---------- Materials provided ----------

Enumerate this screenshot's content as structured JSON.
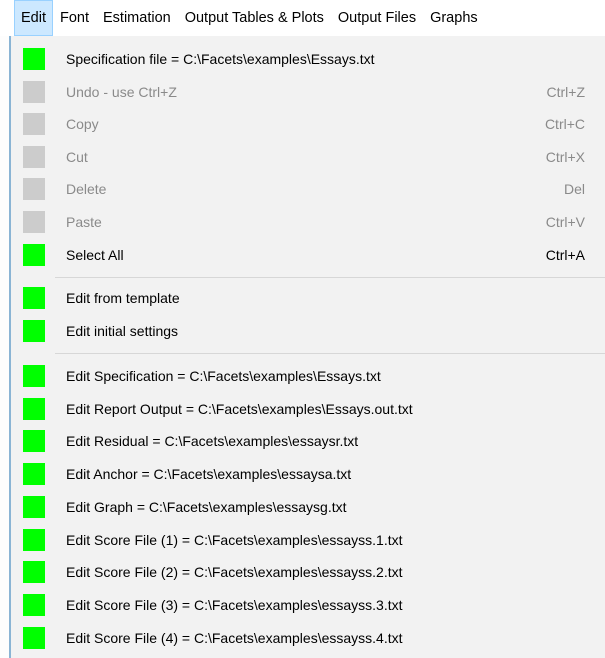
{
  "menubar": {
    "items": [
      "Edit",
      "Font",
      "Estimation",
      "Output Tables & Plots",
      "Output Files",
      "Graphs"
    ]
  },
  "menu": {
    "items": [
      {
        "label": "Specification file = C:\\Facets\\examples\\Essays.txt",
        "shortcut": "",
        "enabled": true
      },
      {
        "label": "Undo - use Ctrl+Z",
        "shortcut": "Ctrl+Z",
        "enabled": false
      },
      {
        "label": "Copy",
        "shortcut": "Ctrl+C",
        "enabled": false
      },
      {
        "label": "Cut",
        "shortcut": "Ctrl+X",
        "enabled": false
      },
      {
        "label": "Delete",
        "shortcut": "Del",
        "enabled": false
      },
      {
        "label": "Paste",
        "shortcut": "Ctrl+V",
        "enabled": false
      },
      {
        "label": "Select All",
        "shortcut": "Ctrl+A",
        "enabled": true
      },
      {
        "label": "Edit from template",
        "shortcut": "",
        "enabled": true
      },
      {
        "label": "Edit initial settings",
        "shortcut": "",
        "enabled": true
      },
      {
        "label": "Edit Specification = C:\\Facets\\examples\\Essays.txt",
        "shortcut": "",
        "enabled": true
      },
      {
        "label": "Edit Report Output = C:\\Facets\\examples\\Essays.out.txt",
        "shortcut": "",
        "enabled": true
      },
      {
        "label": "Edit Residual = C:\\Facets\\examples\\essaysr.txt",
        "shortcut": "",
        "enabled": true
      },
      {
        "label": "Edit Anchor = C:\\Facets\\examples\\essaysa.txt",
        "shortcut": "",
        "enabled": true
      },
      {
        "label": "Edit Graph = C:\\Facets\\examples\\essaysg.txt",
        "shortcut": "",
        "enabled": true
      },
      {
        "label": "Edit Score File (1) = C:\\Facets\\examples\\essayss.1.txt",
        "shortcut": "",
        "enabled": true
      },
      {
        "label": "Edit Score File (2) = C:\\Facets\\examples\\essayss.2.txt",
        "shortcut": "",
        "enabled": true
      },
      {
        "label": "Edit Score File (3) = C:\\Facets\\examples\\essayss.3.txt",
        "shortcut": "",
        "enabled": true
      },
      {
        "label": "Edit Score File (4) = C:\\Facets\\examples\\essayss.4.txt",
        "shortcut": "",
        "enabled": true
      }
    ]
  },
  "colors": {
    "enabled_square": "#00ff00",
    "disabled_square": "#cccccc",
    "active_menu_bg": "#cce8ff"
  }
}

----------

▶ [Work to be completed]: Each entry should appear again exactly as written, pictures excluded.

▶ [Result for this task]:
Enumerate this screenshot's content as structured JSON.
{
  "menubar": {
    "items": [
      "Edit",
      "Font",
      "Estimation",
      "Output Tables & Plots",
      "Output Files",
      "Graphs"
    ]
  },
  "menu": {
    "items": [
      {
        "label": "Specification file = C:\\Facets\\examples\\Essays.txt",
        "shortcut": "",
        "enabled": true
      },
      {
        "label": "Undo - use Ctrl+Z",
        "shortcut": "Ctrl+Z",
        "enabled": false
      },
      {
        "label": "Copy",
        "shortcut": "Ctrl+C",
        "enabled": false
      },
      {
        "label": "Cut",
        "shortcut": "Ctrl+X",
        "enabled": false
      },
      {
        "label": "Delete",
        "shortcut": "Del",
        "enabled": false
      },
      {
        "label": "Paste",
        "shortcut": "Ctrl+V",
        "enabled": false
      },
      {
        "label": "Select All",
        "shortcut": "Ctrl+A",
        "enabled": true
      },
      {
        "label": "Edit from template",
        "shortcut": "",
        "enabled": true
      },
      {
        "label": "Edit initial settings",
        "shortcut": "",
        "enabled": true
      },
      {
        "label": "Edit Specification = C:\\Facets\\examples\\Essays.txt",
        "shortcut": "",
        "enabled": true
      },
      {
        "label": "Edit Report Output = C:\\Facets\\examples\\Essays.out.txt",
        "shortcut": "",
        "enabled": true
      },
      {
        "label": "Edit Residual = C:\\Facets\\examples\\essaysr.txt",
        "shortcut": "",
        "enabled": true
      },
      {
        "label": "Edit Anchor = C:\\Facets\\examples\\essaysa.txt",
        "shortcut": "",
        "enabled": true
      },
      {
        "label": "Edit Graph = C:\\Facets\\examples\\essaysg.txt",
        "shortcut": "",
        "enabled": true
      },
      {
        "label": "Edit Score File (1) = C:\\Facets\\examples\\essayss.1.txt",
        "shortcut": "",
        "enabled": true
      },
      {
        "label": "Edit Score File (2) = C:\\Facets\\examples\\essayss.2.txt",
        "shortcut": "",
        "enabled": true
      },
      {
        "label": "Edit Score File (3) = C:\\Facets\\examples\\essayss.3.txt",
        "shortcut": "",
        "enabled": true
      },
      {
        "label": "Edit Score File (4) = C:\\Facets\\examples\\essayss.4.txt",
        "shortcut": "",
        "enabled": true
      }
    ]
  },
  "colors": {
    "enabled_square": "#00ff00",
    "disabled_square": "#cccccc",
    "active_menu_bg": "#cce8ff"
  }
}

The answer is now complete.